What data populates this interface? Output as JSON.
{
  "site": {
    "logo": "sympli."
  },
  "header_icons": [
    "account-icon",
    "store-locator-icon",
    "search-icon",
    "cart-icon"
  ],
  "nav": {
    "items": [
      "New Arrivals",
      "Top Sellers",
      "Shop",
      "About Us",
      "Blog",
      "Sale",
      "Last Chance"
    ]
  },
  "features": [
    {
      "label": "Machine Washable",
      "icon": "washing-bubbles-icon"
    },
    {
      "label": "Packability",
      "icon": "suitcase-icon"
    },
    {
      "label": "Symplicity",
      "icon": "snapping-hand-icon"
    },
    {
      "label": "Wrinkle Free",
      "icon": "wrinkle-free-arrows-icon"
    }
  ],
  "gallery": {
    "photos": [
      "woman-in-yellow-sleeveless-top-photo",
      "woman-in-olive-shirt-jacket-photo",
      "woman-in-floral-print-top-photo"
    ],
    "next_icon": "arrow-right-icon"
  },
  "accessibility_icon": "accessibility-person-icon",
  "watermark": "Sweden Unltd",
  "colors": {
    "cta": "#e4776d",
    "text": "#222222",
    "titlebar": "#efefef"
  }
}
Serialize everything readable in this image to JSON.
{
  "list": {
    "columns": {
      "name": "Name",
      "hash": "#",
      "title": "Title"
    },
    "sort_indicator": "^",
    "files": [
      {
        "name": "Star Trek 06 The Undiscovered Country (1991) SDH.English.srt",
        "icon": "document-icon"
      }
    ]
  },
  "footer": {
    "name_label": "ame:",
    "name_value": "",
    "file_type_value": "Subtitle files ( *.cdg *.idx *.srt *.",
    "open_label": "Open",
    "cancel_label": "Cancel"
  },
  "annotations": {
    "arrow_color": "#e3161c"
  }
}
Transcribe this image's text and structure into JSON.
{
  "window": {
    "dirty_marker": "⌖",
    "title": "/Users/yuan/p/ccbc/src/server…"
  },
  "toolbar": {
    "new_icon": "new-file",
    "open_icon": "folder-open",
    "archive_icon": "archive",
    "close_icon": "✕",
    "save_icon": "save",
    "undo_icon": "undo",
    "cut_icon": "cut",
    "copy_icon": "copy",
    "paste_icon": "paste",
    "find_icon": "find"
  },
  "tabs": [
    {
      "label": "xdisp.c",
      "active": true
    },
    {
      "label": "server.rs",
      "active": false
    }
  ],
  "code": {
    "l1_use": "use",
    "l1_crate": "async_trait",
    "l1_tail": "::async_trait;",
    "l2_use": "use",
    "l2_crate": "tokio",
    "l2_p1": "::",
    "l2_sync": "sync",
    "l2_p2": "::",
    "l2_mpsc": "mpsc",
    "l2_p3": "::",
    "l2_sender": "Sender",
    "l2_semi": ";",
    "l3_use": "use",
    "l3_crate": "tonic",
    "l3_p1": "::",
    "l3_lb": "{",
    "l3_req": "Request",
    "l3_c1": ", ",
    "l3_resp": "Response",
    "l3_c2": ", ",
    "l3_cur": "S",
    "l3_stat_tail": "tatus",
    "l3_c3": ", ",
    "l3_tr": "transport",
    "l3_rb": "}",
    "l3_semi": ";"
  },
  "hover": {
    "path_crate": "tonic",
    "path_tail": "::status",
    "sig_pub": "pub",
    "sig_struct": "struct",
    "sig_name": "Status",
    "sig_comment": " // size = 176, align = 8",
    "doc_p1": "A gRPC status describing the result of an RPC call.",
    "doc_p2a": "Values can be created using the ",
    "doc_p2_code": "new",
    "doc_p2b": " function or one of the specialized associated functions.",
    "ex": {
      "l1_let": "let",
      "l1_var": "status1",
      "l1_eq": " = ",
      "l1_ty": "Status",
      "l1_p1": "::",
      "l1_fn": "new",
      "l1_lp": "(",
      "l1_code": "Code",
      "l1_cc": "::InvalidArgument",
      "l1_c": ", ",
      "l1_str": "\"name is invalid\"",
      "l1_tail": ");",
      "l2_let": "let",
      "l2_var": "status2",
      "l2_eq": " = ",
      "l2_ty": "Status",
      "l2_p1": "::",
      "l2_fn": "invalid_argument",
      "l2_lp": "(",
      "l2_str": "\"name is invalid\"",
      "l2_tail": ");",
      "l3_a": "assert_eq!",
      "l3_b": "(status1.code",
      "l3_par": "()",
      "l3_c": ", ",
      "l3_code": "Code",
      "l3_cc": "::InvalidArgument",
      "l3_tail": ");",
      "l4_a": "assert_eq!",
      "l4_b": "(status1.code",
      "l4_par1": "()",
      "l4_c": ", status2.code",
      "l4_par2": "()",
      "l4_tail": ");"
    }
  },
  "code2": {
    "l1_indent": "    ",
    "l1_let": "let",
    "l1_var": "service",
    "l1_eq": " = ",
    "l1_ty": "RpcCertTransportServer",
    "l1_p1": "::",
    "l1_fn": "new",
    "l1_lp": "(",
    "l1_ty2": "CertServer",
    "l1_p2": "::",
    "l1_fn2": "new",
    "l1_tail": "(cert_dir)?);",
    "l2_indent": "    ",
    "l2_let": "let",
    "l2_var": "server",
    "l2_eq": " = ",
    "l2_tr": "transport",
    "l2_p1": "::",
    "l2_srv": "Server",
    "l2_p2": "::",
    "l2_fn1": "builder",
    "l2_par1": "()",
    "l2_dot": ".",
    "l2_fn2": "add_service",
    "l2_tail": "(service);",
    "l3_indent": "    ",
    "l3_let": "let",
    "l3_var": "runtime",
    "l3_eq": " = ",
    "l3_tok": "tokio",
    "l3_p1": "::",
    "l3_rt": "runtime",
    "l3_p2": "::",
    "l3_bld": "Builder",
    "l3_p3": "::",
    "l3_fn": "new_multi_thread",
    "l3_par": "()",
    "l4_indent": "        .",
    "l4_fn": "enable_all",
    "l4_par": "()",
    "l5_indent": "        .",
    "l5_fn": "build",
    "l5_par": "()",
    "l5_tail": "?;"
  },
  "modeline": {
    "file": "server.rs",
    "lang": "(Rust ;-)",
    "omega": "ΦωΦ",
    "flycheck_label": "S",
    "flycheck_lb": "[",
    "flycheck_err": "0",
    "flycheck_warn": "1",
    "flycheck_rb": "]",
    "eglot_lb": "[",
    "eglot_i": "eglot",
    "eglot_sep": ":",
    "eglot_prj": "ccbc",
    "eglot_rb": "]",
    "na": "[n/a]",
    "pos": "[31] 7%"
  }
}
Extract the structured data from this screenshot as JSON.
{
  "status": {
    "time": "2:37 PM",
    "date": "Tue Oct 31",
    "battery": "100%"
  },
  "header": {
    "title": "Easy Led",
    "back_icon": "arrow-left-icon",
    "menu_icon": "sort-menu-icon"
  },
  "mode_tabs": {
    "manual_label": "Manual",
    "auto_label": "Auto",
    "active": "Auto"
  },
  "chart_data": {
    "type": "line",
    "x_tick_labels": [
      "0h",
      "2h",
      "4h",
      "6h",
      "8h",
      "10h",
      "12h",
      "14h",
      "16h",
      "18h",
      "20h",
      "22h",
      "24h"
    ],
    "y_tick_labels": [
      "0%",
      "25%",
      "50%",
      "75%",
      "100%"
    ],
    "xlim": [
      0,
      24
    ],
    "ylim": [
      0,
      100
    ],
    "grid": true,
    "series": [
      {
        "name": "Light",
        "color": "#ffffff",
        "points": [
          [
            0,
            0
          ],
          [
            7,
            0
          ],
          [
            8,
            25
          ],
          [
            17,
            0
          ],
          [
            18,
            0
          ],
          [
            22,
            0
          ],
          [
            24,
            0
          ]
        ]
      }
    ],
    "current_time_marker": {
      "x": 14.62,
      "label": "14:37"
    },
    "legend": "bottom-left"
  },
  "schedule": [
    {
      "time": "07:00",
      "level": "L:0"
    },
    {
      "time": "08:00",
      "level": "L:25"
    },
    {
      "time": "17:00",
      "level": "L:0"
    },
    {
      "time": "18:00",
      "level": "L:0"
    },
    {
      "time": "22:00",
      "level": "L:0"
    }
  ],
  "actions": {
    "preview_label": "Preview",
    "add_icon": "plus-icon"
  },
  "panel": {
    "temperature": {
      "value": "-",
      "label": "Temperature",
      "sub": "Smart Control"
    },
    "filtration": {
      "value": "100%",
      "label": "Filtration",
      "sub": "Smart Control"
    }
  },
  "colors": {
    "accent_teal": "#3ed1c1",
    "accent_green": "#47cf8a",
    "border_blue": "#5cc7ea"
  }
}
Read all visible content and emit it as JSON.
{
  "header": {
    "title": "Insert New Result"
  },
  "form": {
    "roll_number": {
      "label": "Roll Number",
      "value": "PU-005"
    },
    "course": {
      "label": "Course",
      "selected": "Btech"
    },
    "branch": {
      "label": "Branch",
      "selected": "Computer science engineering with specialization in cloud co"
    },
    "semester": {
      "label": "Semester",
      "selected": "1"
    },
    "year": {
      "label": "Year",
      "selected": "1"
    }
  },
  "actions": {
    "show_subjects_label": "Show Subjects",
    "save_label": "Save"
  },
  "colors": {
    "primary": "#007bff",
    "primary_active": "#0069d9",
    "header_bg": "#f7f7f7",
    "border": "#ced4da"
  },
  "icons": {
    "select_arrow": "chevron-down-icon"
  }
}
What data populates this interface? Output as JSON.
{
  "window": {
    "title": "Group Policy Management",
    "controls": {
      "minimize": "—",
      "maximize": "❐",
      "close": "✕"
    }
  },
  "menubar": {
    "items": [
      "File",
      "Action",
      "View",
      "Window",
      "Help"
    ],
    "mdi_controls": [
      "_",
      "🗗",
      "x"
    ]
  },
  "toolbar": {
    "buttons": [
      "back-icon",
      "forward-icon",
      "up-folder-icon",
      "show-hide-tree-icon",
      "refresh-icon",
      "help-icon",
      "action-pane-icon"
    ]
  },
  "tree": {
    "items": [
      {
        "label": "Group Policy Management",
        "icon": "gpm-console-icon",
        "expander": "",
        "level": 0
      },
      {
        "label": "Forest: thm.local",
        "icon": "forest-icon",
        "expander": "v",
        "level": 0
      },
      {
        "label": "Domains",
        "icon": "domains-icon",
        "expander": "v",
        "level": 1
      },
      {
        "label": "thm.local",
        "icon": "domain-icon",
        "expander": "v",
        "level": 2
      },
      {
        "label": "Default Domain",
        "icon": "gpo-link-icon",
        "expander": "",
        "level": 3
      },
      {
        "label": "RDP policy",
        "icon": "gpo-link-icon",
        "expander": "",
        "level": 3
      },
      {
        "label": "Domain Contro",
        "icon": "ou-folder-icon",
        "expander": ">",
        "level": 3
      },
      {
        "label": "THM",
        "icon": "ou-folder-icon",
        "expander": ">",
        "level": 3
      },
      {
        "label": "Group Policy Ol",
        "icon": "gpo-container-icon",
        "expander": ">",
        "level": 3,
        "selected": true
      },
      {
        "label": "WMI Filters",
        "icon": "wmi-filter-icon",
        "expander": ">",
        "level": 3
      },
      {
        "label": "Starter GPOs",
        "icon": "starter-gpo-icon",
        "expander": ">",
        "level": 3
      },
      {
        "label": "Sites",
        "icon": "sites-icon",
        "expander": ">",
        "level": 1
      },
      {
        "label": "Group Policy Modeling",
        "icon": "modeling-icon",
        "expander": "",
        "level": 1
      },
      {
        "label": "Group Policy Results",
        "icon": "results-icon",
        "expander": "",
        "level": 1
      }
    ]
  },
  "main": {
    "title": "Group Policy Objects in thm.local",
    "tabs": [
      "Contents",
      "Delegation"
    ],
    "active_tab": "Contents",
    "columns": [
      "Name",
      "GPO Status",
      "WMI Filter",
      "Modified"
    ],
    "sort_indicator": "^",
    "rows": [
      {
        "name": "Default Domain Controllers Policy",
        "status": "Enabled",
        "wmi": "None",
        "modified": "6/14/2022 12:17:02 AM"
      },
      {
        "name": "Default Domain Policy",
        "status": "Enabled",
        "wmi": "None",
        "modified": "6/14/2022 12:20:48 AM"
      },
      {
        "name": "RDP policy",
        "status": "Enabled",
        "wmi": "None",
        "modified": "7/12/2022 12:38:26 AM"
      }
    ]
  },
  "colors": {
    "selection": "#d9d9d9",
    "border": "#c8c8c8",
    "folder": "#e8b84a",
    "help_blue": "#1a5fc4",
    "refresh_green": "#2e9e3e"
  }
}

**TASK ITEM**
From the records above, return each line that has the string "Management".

**FINISHED TASK**
    "title": "Group Policy Management",
        "label": "Group Policy Management",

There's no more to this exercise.